Comrade Birchall praises Lars Lih, which is now more common on the left, as he “has enriched our understanding of Lenin”, but at the same time in a footnote states in a very Cliffite tone: “In my view, Lih overstates the continuities of Lenin, and does not bring out sufficiently his ability to learn from the class”.6
Here you have both sides of the bureaucratic economism of the SWP. On the one hand, we have Cliff’s practice, passed down to the succeeding generations, of undemocratic leadership, precisely justified on the basis of tactical flexibility, making hair-pin turns to keep up with ‘the flow of the class struggle’. This is what sent activists rushing from one hare-brained scheme to the next over the years, causing so many to eventually give up on politics altogether. But, on the other hand, you have the self-serving justification for this, supposedly ‘learning from the class’. But who interprets what the class wants? It was always Cliff, and then Harman, Rees, Callinicos, etc after him.

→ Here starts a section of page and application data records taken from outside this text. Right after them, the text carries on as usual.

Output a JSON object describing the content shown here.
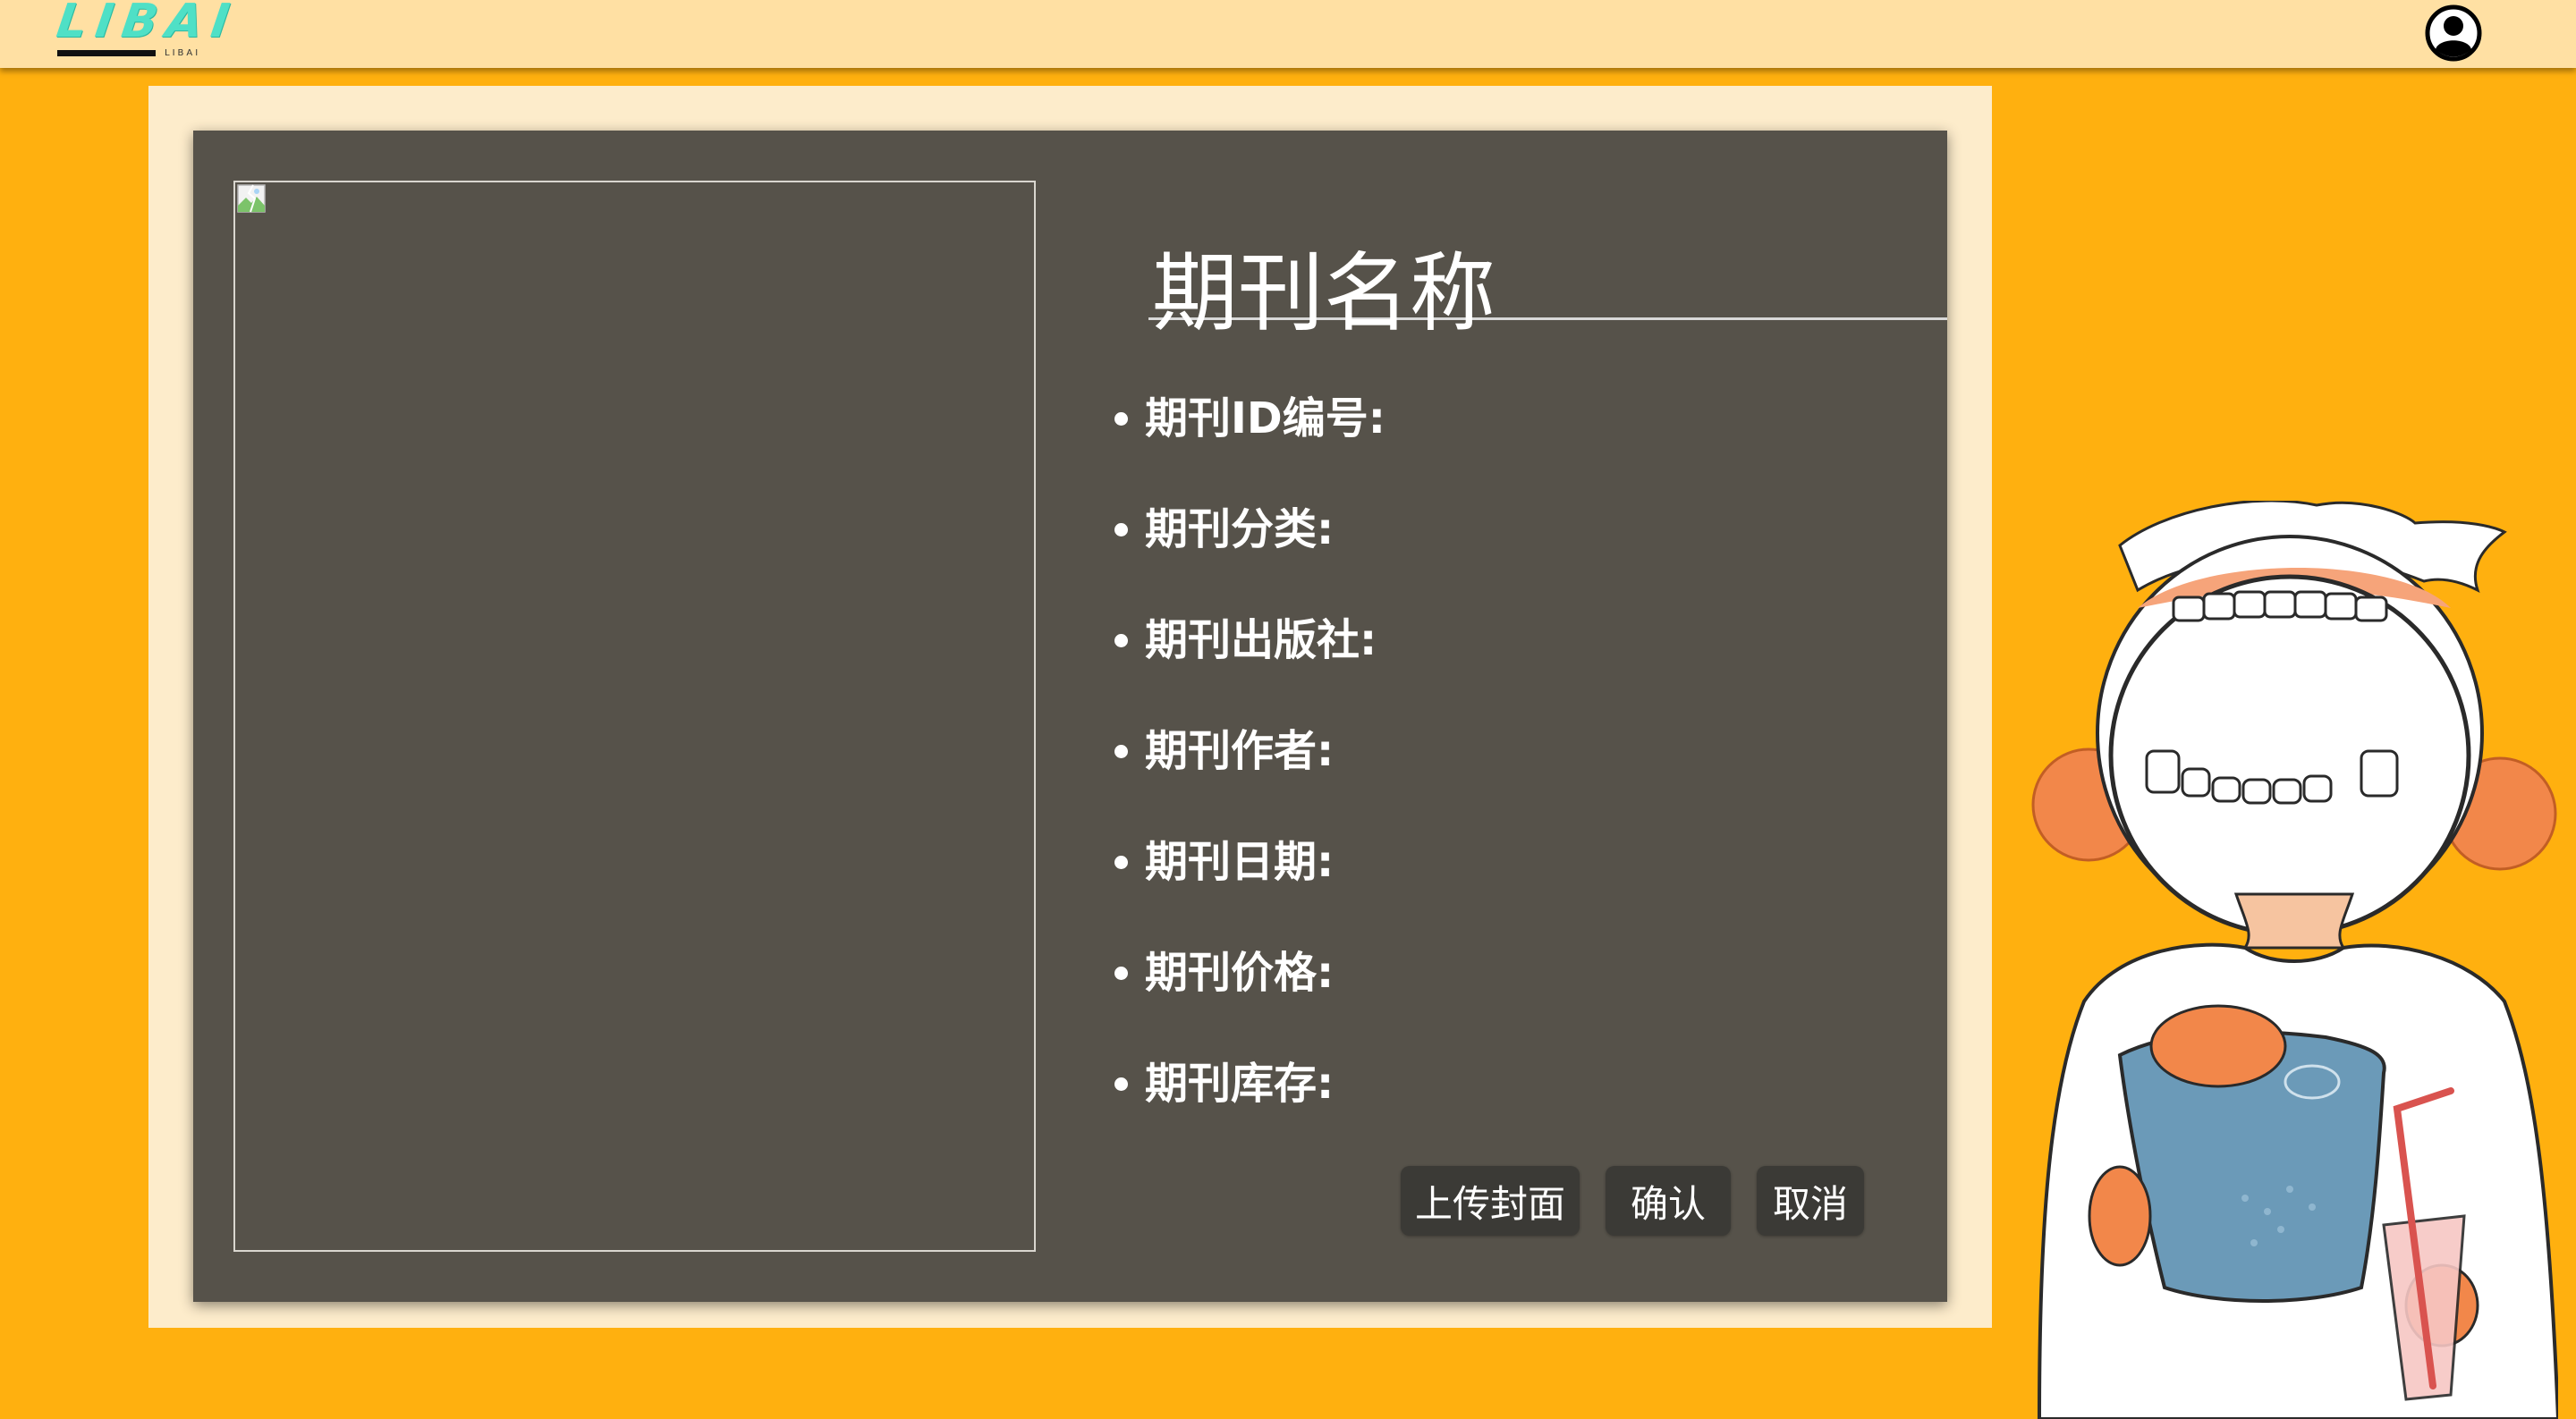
{
  "header": {
    "logo_text": "LIBAI",
    "logo_subtext": "LIBAI",
    "avatar_icon": "user-circle-icon"
  },
  "form": {
    "cover_icon": "broken-image-icon",
    "title": "期刊名称",
    "fields": [
      {
        "label": "期刊ID编号:"
      },
      {
        "label": "期刊分类:"
      },
      {
        "label": "期刊出版社:"
      },
      {
        "label": "期刊作者:"
      },
      {
        "label": "期刊日期:"
      },
      {
        "label": "期刊价格:"
      },
      {
        "label": "期刊库存:"
      }
    ],
    "buttons": {
      "upload": "上传封面",
      "confirm": "确认",
      "cancel": "取消"
    }
  },
  "colors": {
    "background": "#ffb00f",
    "topbar": "#ffe0a3",
    "panel_outer": "#fdeccb",
    "panel": "#56524a",
    "button": "#3b3a36",
    "logo": "#4fe0c6"
  }
}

Even the most basic and cursory reading of Lenin, especially in What is to be done? (which Lars Lih discusses so brilliantly in his magnum opus, Lenin rediscovered), will show that this is utterly contrary to what he was advocating when polemicising against the backward, trade union-type consciousness of the Russian revolutionary left. Following the spontaneous actions of the class, rather than offering inspiring political leadership, was the opposite of what Lenin stood for.
But, using this method, you can justify almost everything. The ISN’s collapse into horizontalism and anti-partyism is all justified in the same broad terms of listening and learning, and living in ‘new times’, in the same way as the Eurocommunists led ‘official communism’ toward liquidationism in the 1980s. The result is always the same: more dead groups, more demoralisation, and more shrinkage of the organised left.
And it looks fairly safe to assume the IS Network is not long for this world. For its part, RS21 has kept a moderate level of organisation, so it may limp on a bit longer, but the comrades might as well rejoin the SWP before they collapse into political irrelevance themselves.
The fight for a positive Marxist programme cannot be bypassed. No amount of living wage campaigns, anti-Ukip protests or anti-austerity demonstrations can substitute for this. At the same time, fighting for Marxist politics means fighting for it inside existing ‘united fronts’, not creating such fronts yourself in order to tail people to your right.
Left Unity is not a united front, simply because it involves no section of the working class, but it does provide a site for that fight for Marxism. Those who agree with this perspective should join the Communist Platform forthwith.
1. ‘Perspective for the IS Network’ Summer Bulletin No2.
2. ‘Thoughts on where the IS Network should be going’ Summer Bulletin No1.
3. Letters Weekly Worker July 10.
4. ‘Revolutionary Marxism and Left Unity’ Summer Bulletin No2.
5. ‘Yes, the radical case for independence’ RS21 summer 2014.
6. I Birchall, ‘Lenin yes! Leninism no?’ RS21 summer 2014.